As much as I’d like to keep trying to get some nice hummingbird shots and perhaps lure in other types of hummers …

Bees
Hummingbird Repellent

… the bees have pretty much brought my attempts to do so to a halt. Other than the first hour or so after sunrise they are constantly swarming the sugar water feeders and very effectively deterring the hummingbirds attempts to approach the feeders. Since they are also hovering around me I end up having to remove the feeders for my own protection.

House Finch Variant
House Finch Variant

Male House Finch Variant

House Finch Variant
House Finch Variant

This guy has obviously caught my attention. Apparently, this color variation is not terribly uncommon, especially in the Southwest. From the Cornell Lab:

 “All male House Finches have the same potential for yellow, orange, or red coloration. Researchers who kept House Finches in captivity found that the red plumage was replaced by yellow plumage unless a carotenoid pigment was mixed in with their food during molt. In the wild, three carotenoid pigments found in natural foods give House Finches their color. Beta-carotene produces yellow to orange colors, isocryptoxanthin produces orange colors, and echinenone produces red colors. Yellow House Finches are frequently seen in the southwest and Hawaii where natural foods are low in some of these carotenoids. In the east birds often feed on the high-carotenoid fruits of ornamental plants.”

House Finch Variant
House Finch Variant
House Finch Variant
House Finch Variant
House Finch
House Finch

A ” normal” male House Finch.

Gila Woodpecker
Gila Woodpecker

Another newcomer here was this male Gila Woodpecker.

Gila Woodpecker
Gila Woodpecker

And he was joined by the Mrs. this morning…

Gila Woodpecker Pair
Gila Woodpecker Pair

…though they usually feed at separate feeders.

Gambel's Quail
Gambel’s Quail

And of course, yet more Gambel’s Quail shots.

Gambel's Quail
Gambel’s Quail
Gambel's Quail
Windblown Gambel’s Quail

A bit disheveled looking as that north wind pretty much blows this guy right off the top of the knoll.

Quail
Evening Gathering

Taken last night around sunset when the quail come in to feast before roosting. Like the doves their numbers have increased from just a single pair early on to as many as twenty-four in here at one time now.

Sunrise
Sunrise

Lastly, a couple of sunrises from the past week, showing the varying colors from day to day. Most mornings, there are no clouds to produce the dramatic sunrises I like to see.

Sunrise
Sunrise

January 18, 2019 Imperial Dam LTVA, California

Gray Skies over the Desert
Gray Skies over the Desert

A Little Different Weather

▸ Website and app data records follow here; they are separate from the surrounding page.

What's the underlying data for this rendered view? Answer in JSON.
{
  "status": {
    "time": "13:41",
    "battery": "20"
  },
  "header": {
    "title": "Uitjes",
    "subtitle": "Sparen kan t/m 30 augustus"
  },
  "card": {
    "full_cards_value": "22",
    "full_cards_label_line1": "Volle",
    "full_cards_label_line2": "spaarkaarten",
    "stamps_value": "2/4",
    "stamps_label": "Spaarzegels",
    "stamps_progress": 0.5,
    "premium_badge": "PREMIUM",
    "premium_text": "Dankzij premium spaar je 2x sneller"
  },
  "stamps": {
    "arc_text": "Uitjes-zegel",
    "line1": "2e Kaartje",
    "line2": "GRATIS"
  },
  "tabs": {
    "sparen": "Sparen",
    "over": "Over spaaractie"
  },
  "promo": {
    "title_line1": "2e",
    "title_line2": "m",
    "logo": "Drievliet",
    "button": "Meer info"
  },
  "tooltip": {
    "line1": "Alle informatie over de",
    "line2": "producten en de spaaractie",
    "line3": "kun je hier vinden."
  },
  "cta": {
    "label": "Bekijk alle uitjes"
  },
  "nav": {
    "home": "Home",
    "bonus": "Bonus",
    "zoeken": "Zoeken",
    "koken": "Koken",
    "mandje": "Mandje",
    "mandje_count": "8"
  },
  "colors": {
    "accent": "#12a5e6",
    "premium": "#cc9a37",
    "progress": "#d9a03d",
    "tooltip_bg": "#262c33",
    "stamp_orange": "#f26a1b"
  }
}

I had gone 26 days here in the desert without needing to take out my little 2000 watt generator to recharge my batteries. I almost never use my larger onboard generator unless I need to bake something in my large electric toaster oven, so that hasn’t been used either. This has probably been the longest streak of 100% solar power electricc I have ever gotten where I have never even dropped the batteries below 70 %, much less the 50%.

Gray Skies over the Desert
Gray Skies over the Desert

But finally that streak came to an end this week as we had three straight days of pretty much solid cloud cover with the last two days actually producing rain, the last day several hours of real rain, as in steady showers, not just a sprinkle here and there.

Gray Skies over the Desert
Gray Skies over the Desert

With some more dramatic skies I did venture out and drive over to the north shore of Senator Wash Reservoir here at the LTVA and shot a few desert shots looking north over the wilderness area adjacent to the LTVA.

Senator Wash Reservoir
Senator Wash Reservoir

This reservoir is used to store water for irrigation in the valley. The power station pumps water from the river to the reservoir during times of high flow and releases it to the irrigation canals when river flow is low, same principle as the pumped storage projects for hydro electric power back east (I worked on two such facilities construction way back in my youth).

Maltese
Senator Wash Reservoir

Pearl, the intrepid Desert Explorer.

Maltese
Desert Explorer

After more than 40 years of owning this breed of dog, I still get a kick out of how they act like, and obviously truly believe, they are real dogs. Let her off leash and she bounds off, nose to the ground, fearlessly tracking scents, for exactly what purpose I’ll never know.